Felton’s two glowing eyes brightened and dimmed. “Well, you appear pretty distracted.”
Henry chose not to respond. He stood up, pulled out his bowling ball — weighted for the bones of his steel-enforced arm, the finger holes measured against the span of his fingers and laser-cut for precision, the whole thing dyed dark green at his request — from its bag.
“Can’t start ’til I get my beer,” he said.
“Oh yes. I’m aware.”
Henry set his ball on the return and Felton did the same with one of Henry’s old cast-off balls — the in-house ones were all too light for him. As if on cue, the server-bot whirred out of the doorway to the lounge, a single bottle of beer on its tray. Felton followed its trajectory across the alley. He had told Henry once, at a bar, how he hated that the serverbots didn’t speak and Henry’d had no idea how to respond.
Henry and Felton were partners as cops, working together on Vice. They were bowling partners because Henry needed someone to bowl against now that he’d been upgraded. The guys down at the station kicked him out of the intramural league after the procedure, saying it wasn’t fair, he had too much of an advantage. The upgrades were supposed to get Henry out of Vice but all they did was get him out of the bowling league.
Felton bowled first and knocked over three pins. He wasn’t very good. Henry suspected he didn’t care enough to try, but he gave him pointers anyway.

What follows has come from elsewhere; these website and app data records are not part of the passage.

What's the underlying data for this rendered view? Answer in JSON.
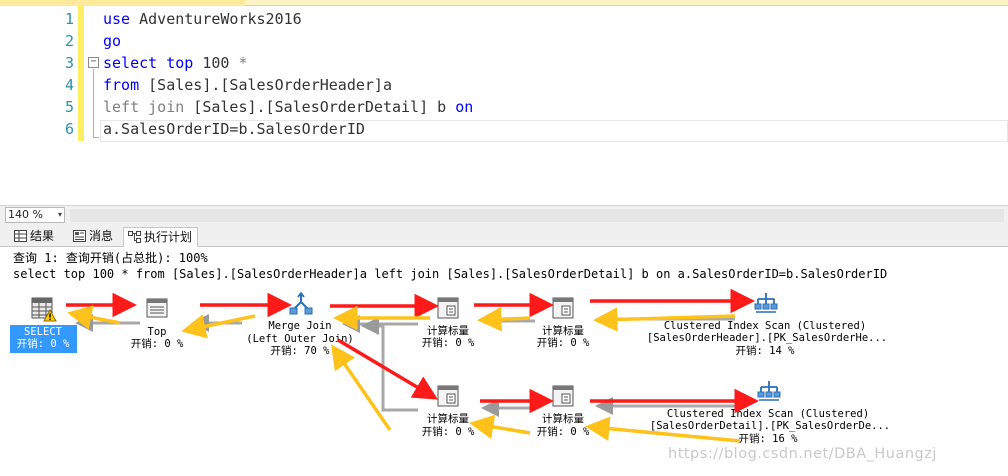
{
  "editor": {
    "line_numbers": [
      "1",
      "2",
      "3",
      "4",
      "5",
      "6"
    ],
    "line1": {
      "kw": "use",
      "rest": " AdventureWorks2016"
    },
    "line2": {
      "kw": "go"
    },
    "line3": {
      "kw": "select top",
      "num": " 100 ",
      "star": "*"
    },
    "line4": {
      "kw": "from",
      "rest": " [Sales].[SalesOrderHeader]a"
    },
    "line5": {
      "kw": "left join",
      "rest": " [Sales].[SalesOrderDetail] b ",
      "kw2": "on"
    },
    "line6": {
      "rest": "a.SalesOrderID=b.SalesOrderID"
    },
    "fold_symbol": "−"
  },
  "zoom": {
    "value": "140 %",
    "arrow": "▾"
  },
  "tabs": [
    {
      "label": "结果",
      "icon": "grid-icon"
    },
    {
      "label": "消息",
      "icon": "messages-icon"
    },
    {
      "label": "执行计划",
      "icon": "plan-icon"
    }
  ],
  "plan": {
    "query_cost_line": "查询 1: 查询开销(占总批): 100%",
    "query_text": "select top 100 * from [Sales].[SalesOrderHeader]a left join [Sales].[SalesOrderDetail] b on a.SalesOrderID=b.SalesOrderID",
    "nodes": {
      "select": {
        "name": "SELECT",
        "cost": "开销: 0 %"
      },
      "top": {
        "name": "Top",
        "cost": "开销: 0 %"
      },
      "merge": {
        "name": "Merge Join",
        "sub": "(Left Outer Join)",
        "cost": "开销: 70 %"
      },
      "compute1": {
        "name": "计算标量",
        "cost": "开销: 0 %"
      },
      "compute2": {
        "name": "计算标量",
        "cost": "开销: 0 %"
      },
      "scan1": {
        "name": "Clustered Index Scan (Clustered)",
        "sub": "[SalesOrderHeader].[PK_SalesOrderHe...",
        "cost": "开销: 14 %"
      },
      "compute3": {
        "name": "计算标量",
        "cost": "开销: 0 %"
      },
      "compute4": {
        "name": "计算标量",
        "cost": "开销: 0 %"
      },
      "scan2": {
        "name": "Clustered Index Scan (Clustered)",
        "sub": "[SalesOrderDetail].[PK_SalesOrderDe...",
        "cost": "开销: 16 %"
      }
    },
    "annotation_colors": {
      "red": "#ff1a1a",
      "yellow": "#ffc21a"
    }
  },
  "watermark": "https://blog.csdn.net/DBA_Huangzj"
}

“You need to swing your arm back more,” Henry said. He gestured with his beer bottle as he spoke. “Guide the ball with your thumb.” Felton rotated his head around and dimmed his eyes and didn’t respond.
Henry rolled a strike and swigged his beer in celebration. He looked over at the shoe rental, trying to be casual. The girl leaned across the counter. She wore her hair teased up and the lights caught on it so that her long narrow face appeared framed by a shimmering halo. Her hair made her look sophisticated, like she was about to leave for a holiday party. She stared at the score monitor hanging above the lanes but didn’t seem to really sae it.

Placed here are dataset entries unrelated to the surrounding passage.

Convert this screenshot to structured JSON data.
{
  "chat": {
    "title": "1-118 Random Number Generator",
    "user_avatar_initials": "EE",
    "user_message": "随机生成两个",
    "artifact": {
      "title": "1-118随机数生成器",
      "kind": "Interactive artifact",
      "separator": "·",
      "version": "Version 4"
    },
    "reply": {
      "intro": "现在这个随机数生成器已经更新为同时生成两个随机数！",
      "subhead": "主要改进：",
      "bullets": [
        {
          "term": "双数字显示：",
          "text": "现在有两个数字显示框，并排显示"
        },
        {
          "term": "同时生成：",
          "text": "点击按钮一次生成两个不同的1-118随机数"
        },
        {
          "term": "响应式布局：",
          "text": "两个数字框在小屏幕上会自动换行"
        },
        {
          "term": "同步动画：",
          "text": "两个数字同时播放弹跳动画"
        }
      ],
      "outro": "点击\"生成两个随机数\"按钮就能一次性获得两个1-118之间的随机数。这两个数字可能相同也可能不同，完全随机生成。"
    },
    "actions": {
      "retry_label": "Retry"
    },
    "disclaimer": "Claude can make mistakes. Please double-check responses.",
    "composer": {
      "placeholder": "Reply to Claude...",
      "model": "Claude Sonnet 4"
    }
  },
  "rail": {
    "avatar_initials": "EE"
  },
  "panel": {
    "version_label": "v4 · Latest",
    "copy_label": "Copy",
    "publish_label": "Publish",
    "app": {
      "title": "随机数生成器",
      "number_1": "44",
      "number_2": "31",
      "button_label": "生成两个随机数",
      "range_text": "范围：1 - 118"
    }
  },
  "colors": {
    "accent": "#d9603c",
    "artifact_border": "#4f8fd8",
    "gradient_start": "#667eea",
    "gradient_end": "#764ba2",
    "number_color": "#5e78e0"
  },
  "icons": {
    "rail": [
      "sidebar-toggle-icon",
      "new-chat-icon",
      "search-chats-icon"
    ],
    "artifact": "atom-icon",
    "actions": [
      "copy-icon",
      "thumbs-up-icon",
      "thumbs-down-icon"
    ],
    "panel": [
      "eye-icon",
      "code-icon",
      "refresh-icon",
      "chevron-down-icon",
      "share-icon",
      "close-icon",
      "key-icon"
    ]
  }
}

“You’re being obvious,” said Felton as he picked up his ball from the return.
Henry laughed. He ordered another beer. “Like you know anything about it.”
Felton’s ball landed in the gutter. “I know you should talk to her instead of stare at her.”
Henry drank the last dregs of his beer because because he didn’t have anything to say to that. Felton knew more about Henry than he should. He knew about Melanie, for example. The commissioner had warned Henry not to get too friendly — “Even if you are part robbie now,” she said — but it was tough, riding around with the thing everyday. Sitting with him during the stakeouts. Teaching him how to bowl. You had to talk about something.
Felton wasn’t even one of the ones that sort of look like people, although he wore clothes like one. He was sleek and silver and jerked around sometimes, especially when the temperatures dropped below freezing. His eyes lit up and while this mouth did move, the movement didn’t always synch up with his words. The commissioner said witnesses would let themselves get questioned by a robot, as long as they knew for certain. As long as they didn’t think the city was tricking them.
“But we still need to have a human around,” she’d said. “For insurance. You know.” This was last summer, the days all long and bright and hot. The box fan she’d set up in her office rattled against the closed window. The edges of papers lifted up from her desk. “Nobody else is willing to work with the thing. You’re the closest we got.”
Henry had wanted to say something. He wanted to point out that he’d only gotten the upgrades because they told him he could make Homicide that way. How they’d given him all that literature about the importance of the department having an edge in this world of robots and mad scientists, genetic engineering and artificial intelligence. But he hadn’t.